▶ _Aim of the exercise_: The answer must consist of each line of the records below that contains the string "selection".

[Source records]
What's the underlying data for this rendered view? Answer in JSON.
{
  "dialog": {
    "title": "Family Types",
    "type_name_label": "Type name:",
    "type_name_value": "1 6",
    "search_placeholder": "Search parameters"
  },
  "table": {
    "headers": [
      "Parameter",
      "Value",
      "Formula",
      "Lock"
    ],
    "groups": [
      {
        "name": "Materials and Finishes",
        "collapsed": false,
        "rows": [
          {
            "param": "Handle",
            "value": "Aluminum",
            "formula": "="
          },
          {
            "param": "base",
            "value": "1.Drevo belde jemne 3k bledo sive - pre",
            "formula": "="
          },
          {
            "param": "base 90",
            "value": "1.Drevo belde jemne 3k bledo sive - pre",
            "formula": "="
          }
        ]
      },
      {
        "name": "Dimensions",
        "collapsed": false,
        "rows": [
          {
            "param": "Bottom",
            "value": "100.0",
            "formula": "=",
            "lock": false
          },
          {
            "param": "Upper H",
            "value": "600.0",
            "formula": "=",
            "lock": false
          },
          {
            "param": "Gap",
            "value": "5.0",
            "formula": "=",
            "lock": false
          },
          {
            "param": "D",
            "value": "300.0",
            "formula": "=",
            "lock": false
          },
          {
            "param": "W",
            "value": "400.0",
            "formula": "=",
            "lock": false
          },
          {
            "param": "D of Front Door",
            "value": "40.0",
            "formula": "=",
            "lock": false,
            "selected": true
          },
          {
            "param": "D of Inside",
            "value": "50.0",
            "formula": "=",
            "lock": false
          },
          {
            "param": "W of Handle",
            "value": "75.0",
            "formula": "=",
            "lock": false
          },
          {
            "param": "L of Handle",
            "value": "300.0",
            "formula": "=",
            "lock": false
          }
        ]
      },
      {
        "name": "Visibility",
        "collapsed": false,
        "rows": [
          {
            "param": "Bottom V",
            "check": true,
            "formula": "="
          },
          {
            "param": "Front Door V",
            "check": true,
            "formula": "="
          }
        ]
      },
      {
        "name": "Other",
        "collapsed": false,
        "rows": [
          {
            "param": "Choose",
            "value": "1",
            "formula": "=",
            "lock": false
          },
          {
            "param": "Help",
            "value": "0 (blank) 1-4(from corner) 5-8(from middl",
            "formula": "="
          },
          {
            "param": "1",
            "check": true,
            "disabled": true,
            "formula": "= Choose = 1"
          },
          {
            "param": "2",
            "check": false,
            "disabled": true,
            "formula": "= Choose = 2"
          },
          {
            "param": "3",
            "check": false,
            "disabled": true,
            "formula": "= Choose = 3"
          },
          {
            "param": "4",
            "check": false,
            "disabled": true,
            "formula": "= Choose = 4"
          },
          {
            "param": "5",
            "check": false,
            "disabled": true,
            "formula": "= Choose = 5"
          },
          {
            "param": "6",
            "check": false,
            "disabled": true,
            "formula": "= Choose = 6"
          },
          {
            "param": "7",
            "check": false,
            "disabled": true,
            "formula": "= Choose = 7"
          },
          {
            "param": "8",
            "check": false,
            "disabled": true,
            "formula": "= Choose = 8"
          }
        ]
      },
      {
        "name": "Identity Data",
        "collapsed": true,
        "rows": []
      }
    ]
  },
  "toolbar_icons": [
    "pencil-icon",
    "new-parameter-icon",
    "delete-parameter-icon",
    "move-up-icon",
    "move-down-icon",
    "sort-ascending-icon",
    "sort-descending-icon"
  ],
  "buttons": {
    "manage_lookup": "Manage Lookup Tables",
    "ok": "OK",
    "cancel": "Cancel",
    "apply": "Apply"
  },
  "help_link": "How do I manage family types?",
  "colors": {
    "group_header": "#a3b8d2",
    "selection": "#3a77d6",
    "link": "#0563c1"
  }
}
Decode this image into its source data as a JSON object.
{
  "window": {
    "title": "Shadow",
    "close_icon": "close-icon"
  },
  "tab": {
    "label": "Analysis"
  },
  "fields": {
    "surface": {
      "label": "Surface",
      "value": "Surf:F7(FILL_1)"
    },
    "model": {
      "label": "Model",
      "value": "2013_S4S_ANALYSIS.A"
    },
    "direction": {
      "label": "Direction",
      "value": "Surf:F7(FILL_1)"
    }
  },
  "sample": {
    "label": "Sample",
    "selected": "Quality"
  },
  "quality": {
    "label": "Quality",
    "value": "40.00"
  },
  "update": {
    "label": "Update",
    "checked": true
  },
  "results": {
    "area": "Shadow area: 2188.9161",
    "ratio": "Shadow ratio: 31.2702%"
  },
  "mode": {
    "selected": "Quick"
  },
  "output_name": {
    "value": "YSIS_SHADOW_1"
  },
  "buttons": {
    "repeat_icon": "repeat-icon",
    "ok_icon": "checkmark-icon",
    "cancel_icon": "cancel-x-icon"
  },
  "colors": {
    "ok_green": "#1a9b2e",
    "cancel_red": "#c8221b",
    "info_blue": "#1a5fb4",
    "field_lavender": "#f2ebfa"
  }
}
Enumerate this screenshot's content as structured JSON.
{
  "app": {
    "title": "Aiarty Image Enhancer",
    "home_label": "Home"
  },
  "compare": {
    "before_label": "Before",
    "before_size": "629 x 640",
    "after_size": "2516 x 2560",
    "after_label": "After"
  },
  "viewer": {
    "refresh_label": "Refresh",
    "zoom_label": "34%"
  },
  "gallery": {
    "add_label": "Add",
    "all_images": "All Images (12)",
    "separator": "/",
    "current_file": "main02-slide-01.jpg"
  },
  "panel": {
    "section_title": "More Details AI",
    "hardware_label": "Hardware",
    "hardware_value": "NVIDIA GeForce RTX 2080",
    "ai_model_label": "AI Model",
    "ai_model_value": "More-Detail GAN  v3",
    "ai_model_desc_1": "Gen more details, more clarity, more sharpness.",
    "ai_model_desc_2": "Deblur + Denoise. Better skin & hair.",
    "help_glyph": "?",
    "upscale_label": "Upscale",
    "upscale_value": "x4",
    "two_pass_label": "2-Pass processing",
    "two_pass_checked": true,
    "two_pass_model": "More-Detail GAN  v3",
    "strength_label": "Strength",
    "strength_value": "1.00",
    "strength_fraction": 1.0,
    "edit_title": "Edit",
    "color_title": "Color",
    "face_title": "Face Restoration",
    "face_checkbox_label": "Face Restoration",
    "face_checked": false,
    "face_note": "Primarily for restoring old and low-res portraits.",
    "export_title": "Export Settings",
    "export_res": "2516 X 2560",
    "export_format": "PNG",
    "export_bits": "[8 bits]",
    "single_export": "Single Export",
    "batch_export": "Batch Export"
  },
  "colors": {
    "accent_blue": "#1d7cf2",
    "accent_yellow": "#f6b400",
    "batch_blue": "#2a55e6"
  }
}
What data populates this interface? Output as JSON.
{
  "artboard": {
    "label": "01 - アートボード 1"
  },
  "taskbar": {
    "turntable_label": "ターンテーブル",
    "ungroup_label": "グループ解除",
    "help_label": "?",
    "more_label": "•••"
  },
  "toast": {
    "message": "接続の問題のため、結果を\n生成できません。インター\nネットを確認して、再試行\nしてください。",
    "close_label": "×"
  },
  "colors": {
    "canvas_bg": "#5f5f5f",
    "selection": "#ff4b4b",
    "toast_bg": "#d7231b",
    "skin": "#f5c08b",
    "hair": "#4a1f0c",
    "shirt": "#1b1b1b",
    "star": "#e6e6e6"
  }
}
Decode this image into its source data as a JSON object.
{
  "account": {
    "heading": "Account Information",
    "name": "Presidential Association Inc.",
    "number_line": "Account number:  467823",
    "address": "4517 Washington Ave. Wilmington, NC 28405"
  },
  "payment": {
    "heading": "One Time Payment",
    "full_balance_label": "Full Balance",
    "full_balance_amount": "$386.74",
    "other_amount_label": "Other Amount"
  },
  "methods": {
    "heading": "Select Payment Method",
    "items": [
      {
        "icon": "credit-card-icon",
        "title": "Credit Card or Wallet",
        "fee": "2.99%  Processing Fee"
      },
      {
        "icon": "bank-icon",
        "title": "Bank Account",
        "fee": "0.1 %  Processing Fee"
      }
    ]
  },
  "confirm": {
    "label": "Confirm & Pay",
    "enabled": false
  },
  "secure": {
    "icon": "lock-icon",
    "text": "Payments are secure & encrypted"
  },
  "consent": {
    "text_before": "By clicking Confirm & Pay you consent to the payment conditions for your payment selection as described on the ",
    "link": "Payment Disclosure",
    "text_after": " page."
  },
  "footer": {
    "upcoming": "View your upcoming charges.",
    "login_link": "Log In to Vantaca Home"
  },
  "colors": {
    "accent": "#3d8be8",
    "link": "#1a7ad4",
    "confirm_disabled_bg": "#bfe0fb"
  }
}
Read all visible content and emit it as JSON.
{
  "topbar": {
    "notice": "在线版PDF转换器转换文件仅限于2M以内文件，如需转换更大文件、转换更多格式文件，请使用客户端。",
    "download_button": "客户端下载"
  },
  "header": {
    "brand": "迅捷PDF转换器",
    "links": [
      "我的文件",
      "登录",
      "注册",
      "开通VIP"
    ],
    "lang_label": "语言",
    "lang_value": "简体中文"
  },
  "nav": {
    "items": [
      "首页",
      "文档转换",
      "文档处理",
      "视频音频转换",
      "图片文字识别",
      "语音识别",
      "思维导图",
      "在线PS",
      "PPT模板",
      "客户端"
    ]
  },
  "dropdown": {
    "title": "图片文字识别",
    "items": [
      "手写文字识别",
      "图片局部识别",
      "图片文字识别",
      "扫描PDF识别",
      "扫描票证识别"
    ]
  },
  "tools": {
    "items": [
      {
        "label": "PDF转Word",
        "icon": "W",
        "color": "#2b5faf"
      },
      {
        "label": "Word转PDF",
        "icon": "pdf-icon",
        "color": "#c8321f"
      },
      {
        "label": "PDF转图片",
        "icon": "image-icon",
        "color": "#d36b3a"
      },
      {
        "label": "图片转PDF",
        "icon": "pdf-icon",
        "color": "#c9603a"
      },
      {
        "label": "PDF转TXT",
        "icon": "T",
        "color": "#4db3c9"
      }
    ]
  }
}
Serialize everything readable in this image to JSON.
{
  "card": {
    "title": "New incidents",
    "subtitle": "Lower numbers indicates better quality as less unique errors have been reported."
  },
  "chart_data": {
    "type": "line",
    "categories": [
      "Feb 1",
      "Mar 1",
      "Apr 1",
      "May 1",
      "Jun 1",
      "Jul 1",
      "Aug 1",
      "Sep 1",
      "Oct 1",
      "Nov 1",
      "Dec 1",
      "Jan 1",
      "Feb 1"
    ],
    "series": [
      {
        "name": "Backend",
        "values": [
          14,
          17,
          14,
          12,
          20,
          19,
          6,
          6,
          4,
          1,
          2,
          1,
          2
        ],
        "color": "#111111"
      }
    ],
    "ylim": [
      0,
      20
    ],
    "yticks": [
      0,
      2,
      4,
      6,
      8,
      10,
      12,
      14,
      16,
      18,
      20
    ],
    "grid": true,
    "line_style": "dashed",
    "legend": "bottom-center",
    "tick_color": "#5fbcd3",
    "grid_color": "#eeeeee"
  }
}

▶ _Result of the exercise_:
    "selection": "#3a77d6",
    "selection": "#ff4b4b",
    "text_before": "By clicking Confirm & Pay you consent to the payment conditions for your payment selection as described on the ",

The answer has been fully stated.